[Extracted data entries]

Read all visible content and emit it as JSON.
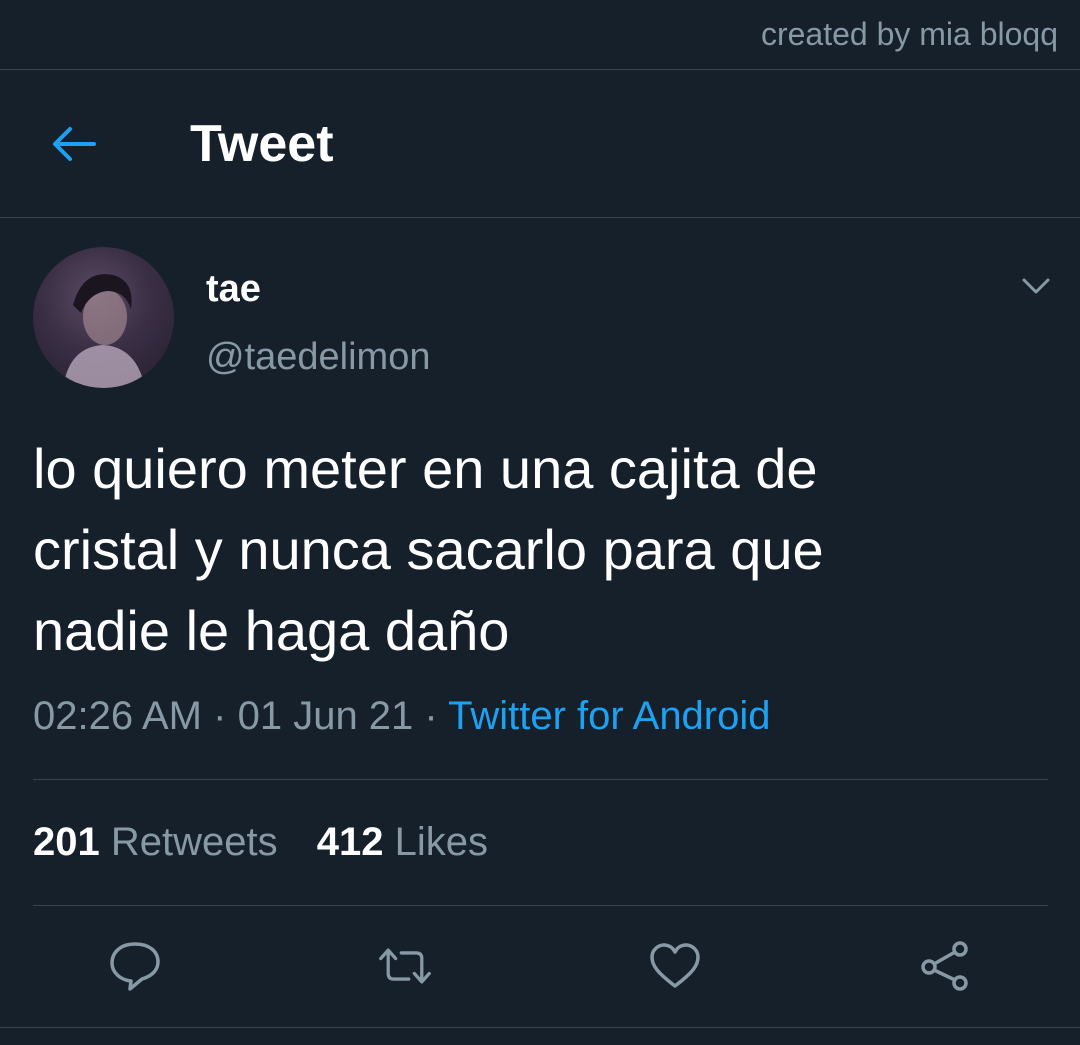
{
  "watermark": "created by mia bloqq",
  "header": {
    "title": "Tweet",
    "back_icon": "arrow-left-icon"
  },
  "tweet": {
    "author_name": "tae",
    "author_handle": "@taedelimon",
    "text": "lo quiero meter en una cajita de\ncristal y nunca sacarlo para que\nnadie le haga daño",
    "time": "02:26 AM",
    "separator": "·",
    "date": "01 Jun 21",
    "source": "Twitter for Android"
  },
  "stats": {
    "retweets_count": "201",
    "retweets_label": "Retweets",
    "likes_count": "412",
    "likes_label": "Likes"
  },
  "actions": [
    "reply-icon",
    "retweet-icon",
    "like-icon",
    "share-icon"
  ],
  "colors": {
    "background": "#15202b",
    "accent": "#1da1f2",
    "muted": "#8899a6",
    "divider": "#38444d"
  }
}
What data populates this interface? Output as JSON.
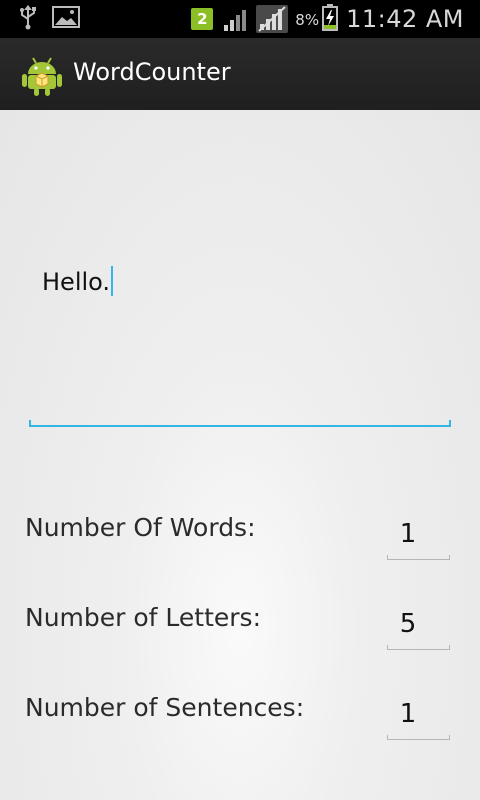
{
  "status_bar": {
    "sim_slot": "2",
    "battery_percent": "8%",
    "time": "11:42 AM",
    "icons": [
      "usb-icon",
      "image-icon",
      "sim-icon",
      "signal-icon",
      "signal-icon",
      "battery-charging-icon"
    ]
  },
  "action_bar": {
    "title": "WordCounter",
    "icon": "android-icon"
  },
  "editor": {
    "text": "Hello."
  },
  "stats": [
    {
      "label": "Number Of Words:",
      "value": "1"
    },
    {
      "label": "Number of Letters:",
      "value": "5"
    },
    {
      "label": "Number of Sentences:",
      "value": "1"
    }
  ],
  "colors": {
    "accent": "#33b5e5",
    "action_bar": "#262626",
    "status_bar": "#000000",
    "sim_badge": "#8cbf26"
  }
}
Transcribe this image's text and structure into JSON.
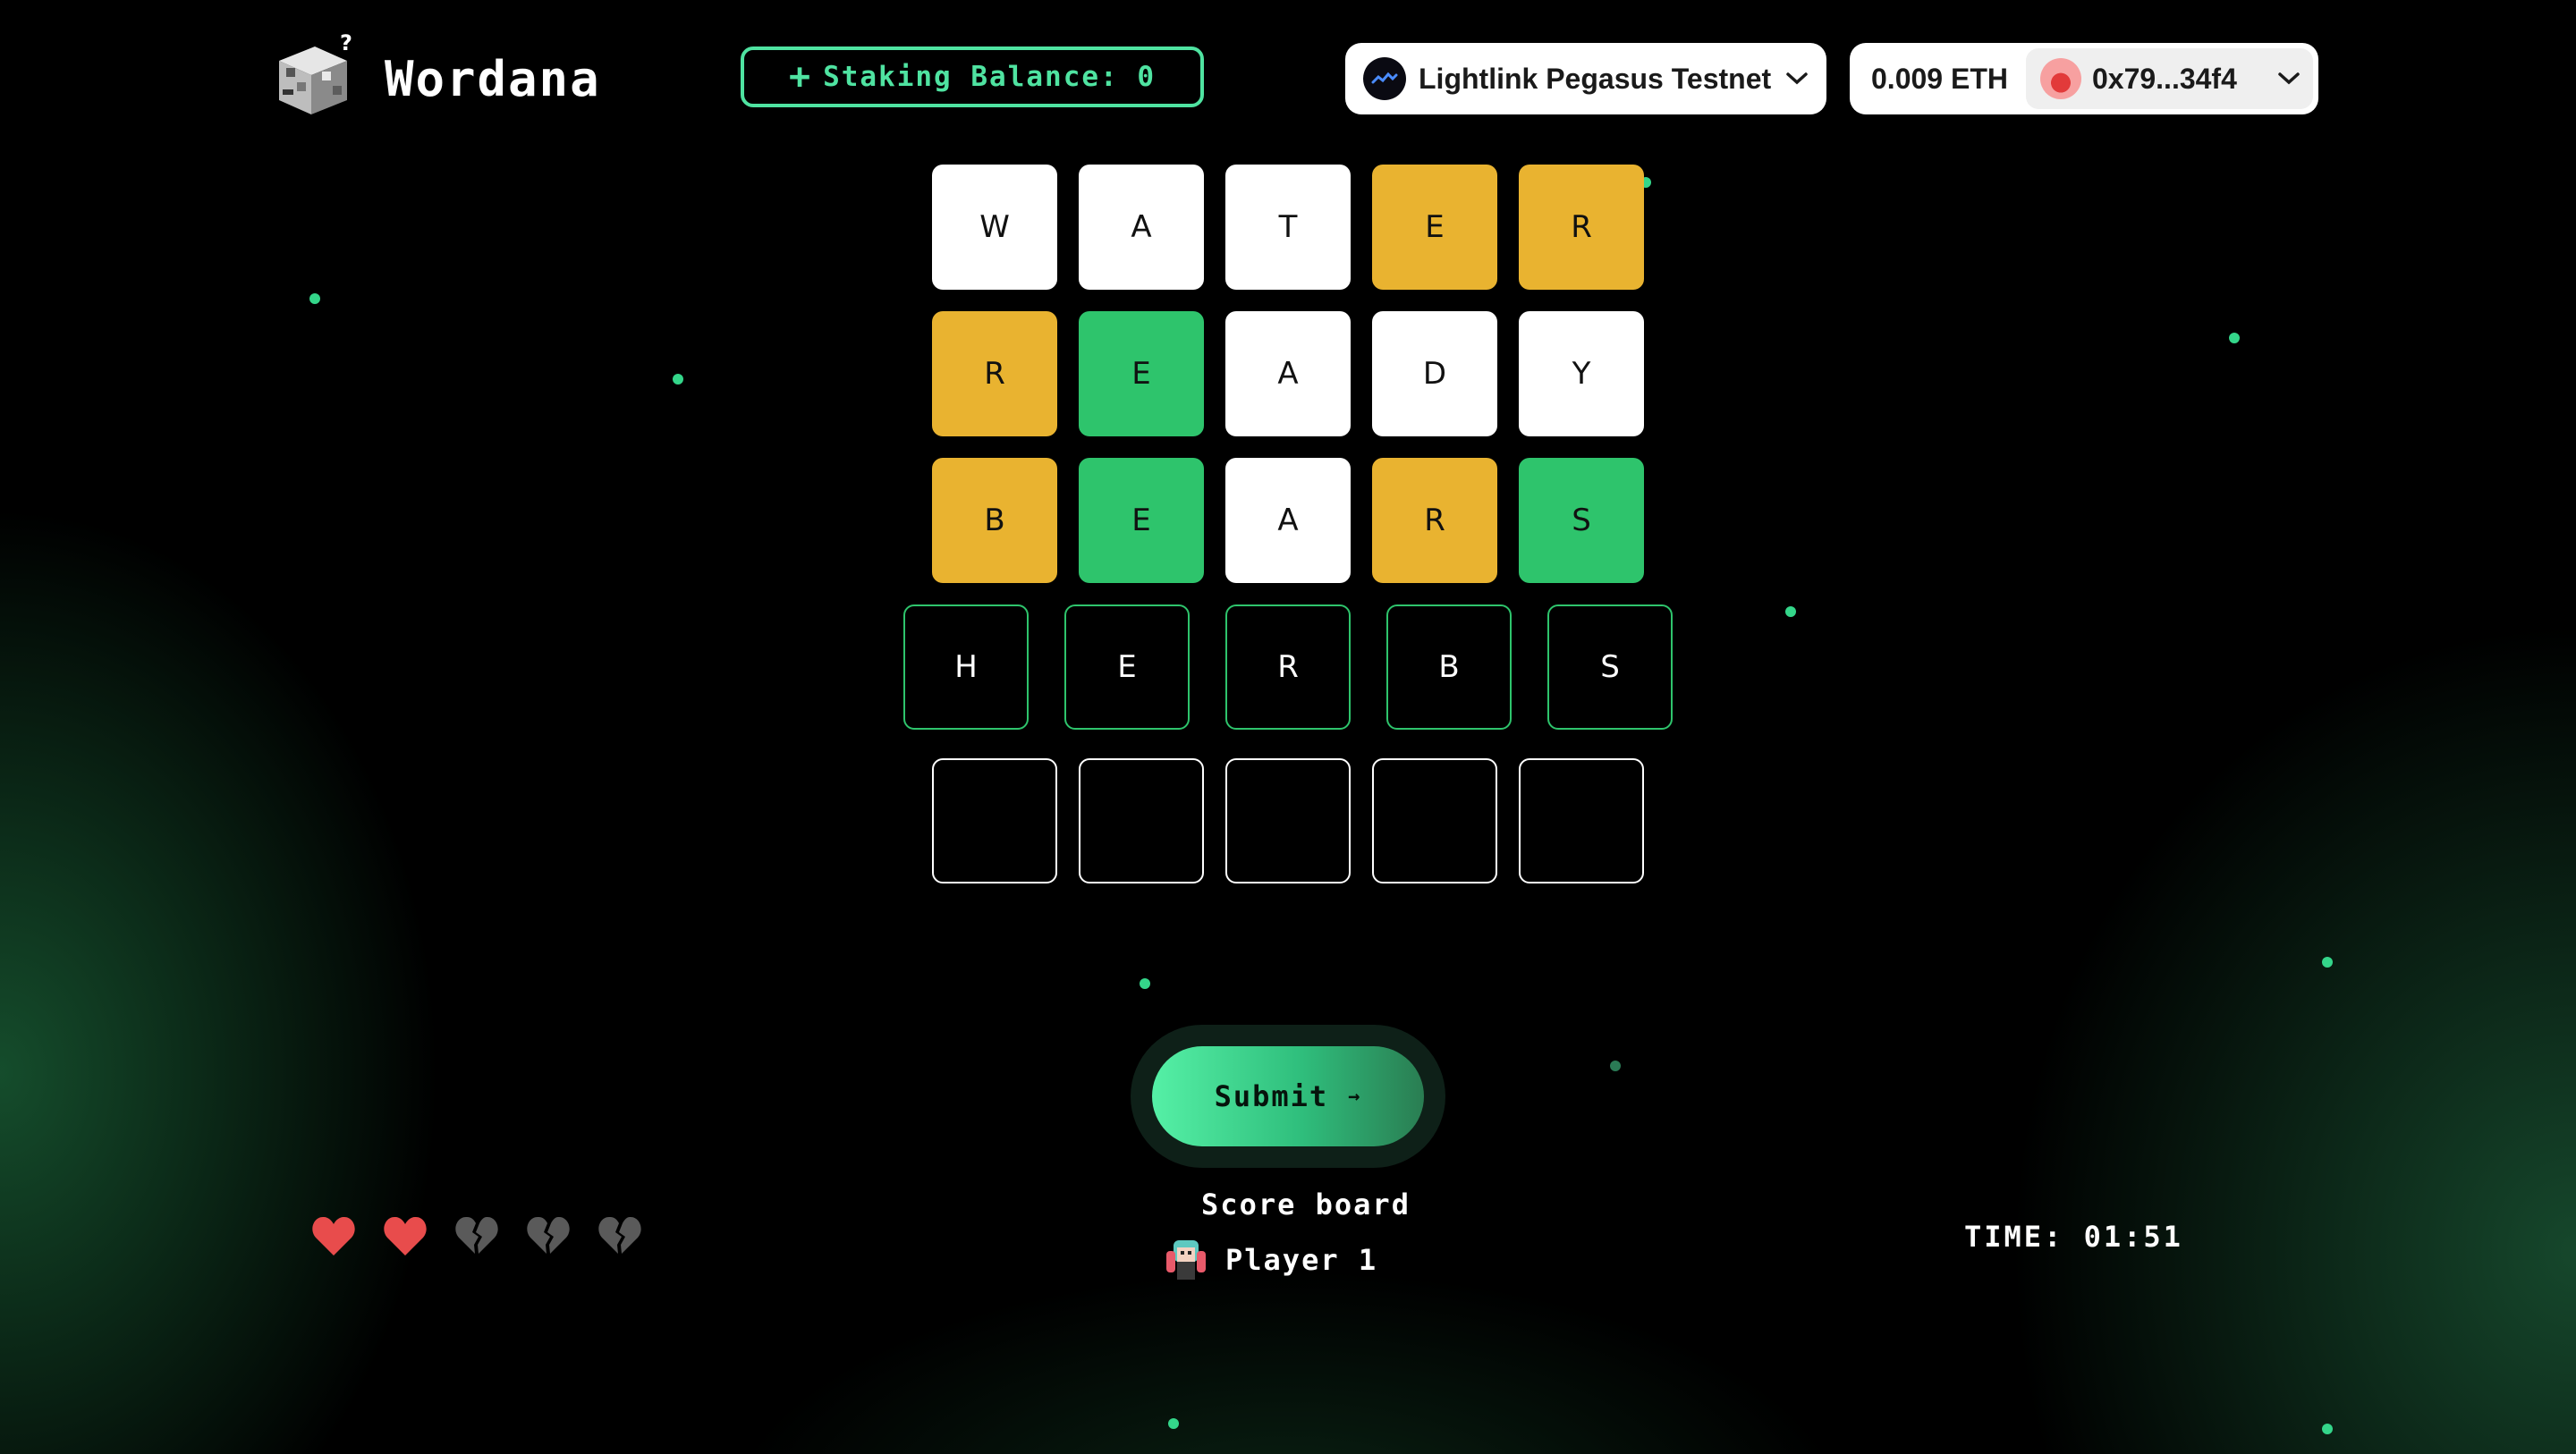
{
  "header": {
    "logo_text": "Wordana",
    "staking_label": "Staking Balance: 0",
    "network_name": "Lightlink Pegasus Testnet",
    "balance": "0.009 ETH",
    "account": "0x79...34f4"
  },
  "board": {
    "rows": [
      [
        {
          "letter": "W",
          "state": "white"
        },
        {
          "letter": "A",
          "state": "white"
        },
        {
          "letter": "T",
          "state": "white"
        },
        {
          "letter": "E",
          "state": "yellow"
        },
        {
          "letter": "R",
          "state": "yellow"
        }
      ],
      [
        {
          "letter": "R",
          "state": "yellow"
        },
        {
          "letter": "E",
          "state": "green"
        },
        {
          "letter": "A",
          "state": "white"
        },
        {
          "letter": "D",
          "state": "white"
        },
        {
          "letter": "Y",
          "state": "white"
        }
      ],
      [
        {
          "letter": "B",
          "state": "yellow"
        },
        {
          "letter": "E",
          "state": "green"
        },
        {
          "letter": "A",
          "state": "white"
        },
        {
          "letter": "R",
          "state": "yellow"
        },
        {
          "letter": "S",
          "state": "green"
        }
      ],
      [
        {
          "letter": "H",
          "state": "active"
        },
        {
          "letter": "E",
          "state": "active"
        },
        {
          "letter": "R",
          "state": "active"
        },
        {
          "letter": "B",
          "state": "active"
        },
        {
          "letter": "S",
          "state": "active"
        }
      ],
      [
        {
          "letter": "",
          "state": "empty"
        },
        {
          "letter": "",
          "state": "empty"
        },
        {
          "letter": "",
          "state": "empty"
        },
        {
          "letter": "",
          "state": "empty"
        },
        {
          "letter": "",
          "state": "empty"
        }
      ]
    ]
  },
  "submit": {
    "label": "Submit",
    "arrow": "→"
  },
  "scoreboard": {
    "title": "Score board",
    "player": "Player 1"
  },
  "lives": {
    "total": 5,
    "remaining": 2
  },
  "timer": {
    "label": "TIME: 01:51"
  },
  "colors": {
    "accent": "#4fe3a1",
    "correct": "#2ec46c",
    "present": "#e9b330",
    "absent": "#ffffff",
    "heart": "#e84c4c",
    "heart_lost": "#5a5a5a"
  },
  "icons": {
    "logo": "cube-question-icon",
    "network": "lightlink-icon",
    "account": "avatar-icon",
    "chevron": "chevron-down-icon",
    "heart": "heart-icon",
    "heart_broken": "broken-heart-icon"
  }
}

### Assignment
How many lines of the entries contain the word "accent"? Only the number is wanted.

### Reply
3